Material for the task below:

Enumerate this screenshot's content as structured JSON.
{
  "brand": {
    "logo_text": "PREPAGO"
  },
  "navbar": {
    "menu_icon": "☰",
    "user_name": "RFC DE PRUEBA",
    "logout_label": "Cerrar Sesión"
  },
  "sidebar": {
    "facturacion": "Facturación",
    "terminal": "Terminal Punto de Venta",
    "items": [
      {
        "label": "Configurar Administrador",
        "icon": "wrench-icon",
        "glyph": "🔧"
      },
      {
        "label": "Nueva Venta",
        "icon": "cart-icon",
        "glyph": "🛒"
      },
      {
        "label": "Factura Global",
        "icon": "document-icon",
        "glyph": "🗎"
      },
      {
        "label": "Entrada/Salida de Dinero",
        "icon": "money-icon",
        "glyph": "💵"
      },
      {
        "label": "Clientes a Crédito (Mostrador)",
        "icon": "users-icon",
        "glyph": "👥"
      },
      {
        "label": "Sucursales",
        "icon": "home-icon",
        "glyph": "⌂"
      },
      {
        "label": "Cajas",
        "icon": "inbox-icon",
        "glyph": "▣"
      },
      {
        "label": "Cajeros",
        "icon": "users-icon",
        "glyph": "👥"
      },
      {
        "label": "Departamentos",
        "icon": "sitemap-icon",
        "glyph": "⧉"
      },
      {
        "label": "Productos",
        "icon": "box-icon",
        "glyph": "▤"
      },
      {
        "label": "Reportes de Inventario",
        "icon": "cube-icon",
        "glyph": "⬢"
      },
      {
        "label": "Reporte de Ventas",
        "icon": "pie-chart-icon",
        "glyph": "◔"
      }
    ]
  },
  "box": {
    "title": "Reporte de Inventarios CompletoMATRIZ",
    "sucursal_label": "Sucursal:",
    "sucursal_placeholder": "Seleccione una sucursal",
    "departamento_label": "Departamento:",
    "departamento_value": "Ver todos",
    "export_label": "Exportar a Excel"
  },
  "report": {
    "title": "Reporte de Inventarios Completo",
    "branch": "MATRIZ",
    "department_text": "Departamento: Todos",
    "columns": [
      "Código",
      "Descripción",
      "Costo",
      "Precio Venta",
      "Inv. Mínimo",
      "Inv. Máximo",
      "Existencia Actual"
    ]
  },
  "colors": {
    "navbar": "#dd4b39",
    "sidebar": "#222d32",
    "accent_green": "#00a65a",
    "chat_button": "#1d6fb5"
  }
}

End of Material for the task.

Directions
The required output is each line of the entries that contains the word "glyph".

Result of this exercise
        "glyph": "🔧"
        "glyph": "🛒"
        "glyph": "🗎"
        "glyph": "💵"
        "glyph": "👥"
        "glyph": "⌂"
        "glyph": "▣"
        "glyph": "👥"
        "glyph": "⧉"
        "glyph": "▤"
        "glyph": "⬢"
        "glyph": "◔"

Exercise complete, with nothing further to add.